A short follow-up on the Pew poll of foreign attitudes about the United States. Several readers have written in to question my characterization that the poll "appears to show a rising tide of anti-Americanism in Arab states that are at least nominally allied with the United States. Most daunting, the public in those states is apparently increasingly supportive of suicide bombings."
In fact, they note, the poll actually shows a slackening of anti-American attitudes in the four Muslim countries surveyed.
As Pew phrases it in one of their summaries, "anger toward the United States remains pervasive [in the four Muslim states surveyed], although the level of hatred has eased somewhat and support for the war on terrorism has inched up."
Now, one issue here is who's an Arab and who's a Muslim. But the key is what Pew's comparison point is. And what they're comparing to in that passage principally is the sounding they did in May 2003 -- in other words, about a month after the war. And from a month after the war to now there has been a slackening, although a modest one in those four Muslim states.
There was a spike. And it's true that the numbers have come down a bit from that high. I should have made that more clear. But the valid point of comparison, to me at least, isn't from the point when there was still smoke in the air till now (tempers do cool of course), but rather going back to before the war happened at all and over the period of the build up to it.
For that you need to go back to the data contained in this Pew survey which was released in 2002 but has data from 1999/2000 as well. Looking across that time horizon, which seems to me to the best for judging the impact of recent events, the trend line is quite clear despite coming down a bit from the spike during the war.
My reference of course was to Arab states nominally allied to the United States and the current Pew survey includes hard data on two of these -- though Morocco is actually mixed language and ethnicity. According to Pew, the favorability rating of the US in Jordan in the summer of 2002 was 25%. Just after the war it was 1%. And it has bounced back, if one can say that without too much irony, to 5%.
(Unfortunately, while Pew has pre-war-on-terror numbers for Pakistan and Turkey, they don't seem to have them -- at least not that I can find -- for Jordan. If anybody can point me to such numbers I'd be most obliged if you can send a reference.)
Now to the other point I mentioned.
One of the things that struck me most about these new numbers -- and comparing them with the December 2002 numbers -- were the opinions about the acceptability of suicide bombings.
Now, there's a problem because the questions don't seem to have been posed in the just the same fashion. In the earlier survey (Dec. 2002) the question was whether suicide bombings are acceptable in 'defense of Islam.' In the more recent survey the question was asked with respect to such attacks in Israel/Palestine and then against Americans or Westerners in Iraq.
Again, slightly different questions. But one can still draw some conclusions from the results. And they're not good.

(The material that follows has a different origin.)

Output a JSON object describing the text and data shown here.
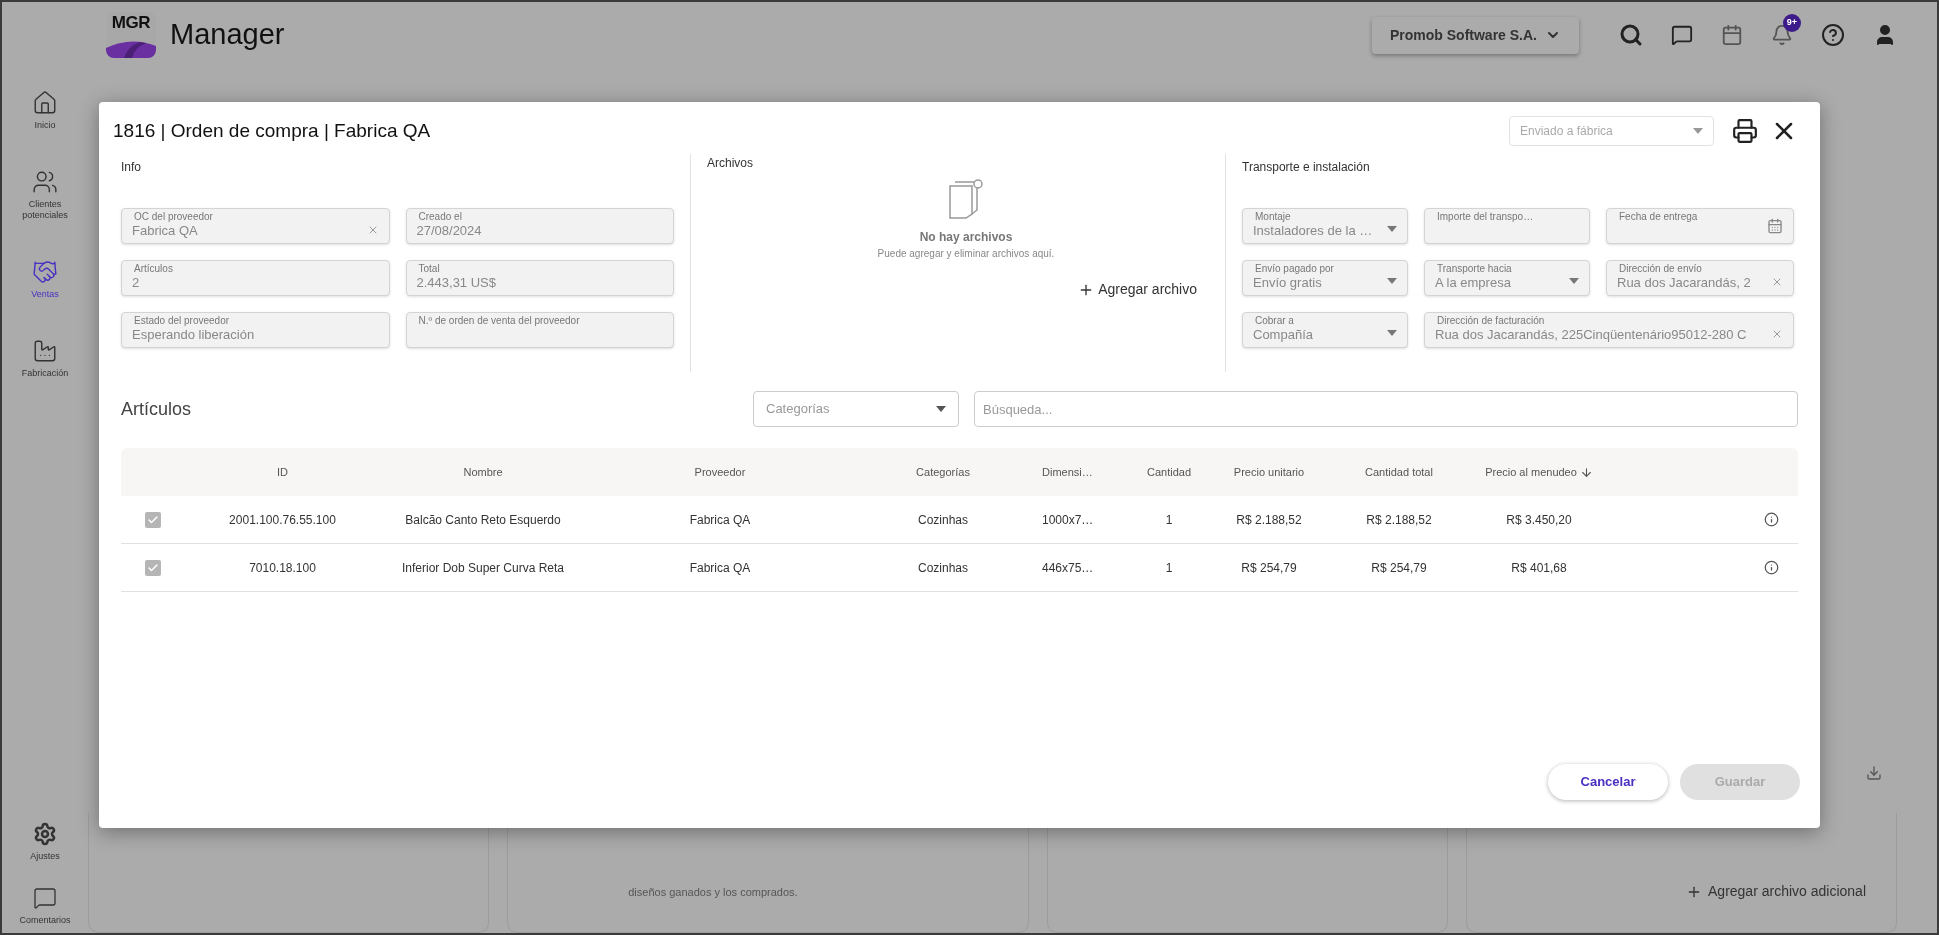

In the earlier survey (and the questions were only asked of Muslims), the only country where Muslims seemed clearly to support suicide bombings was Lebanon (73% support, 21% oppose).
A number of countries were surveyed and after Lebanon the numbers jumped down rapidly, with a bunch of countries between more or less evenly divided. Jordan, for instance, the numbers were 43% for, 48% against.
Now, again, in the current survey they didn't use the straight 'defense of Islam' phrasing. They asked if suicide bombings were okay in those two places. Jordanians now believe suicide bombings are justifiable by Palestinians against Israelis by a margin of 86% to 12%. Against Americans and other Westerners in Iraq they believe they are justified by a margin of 70% to 24%.
In any case, as with all polls, to a get a sense of what they say you really need to dig into the details and the various subsidiary questions that are asked. So here's the link to the new one, the one from May 2003 and the one I've been referencing from 2002.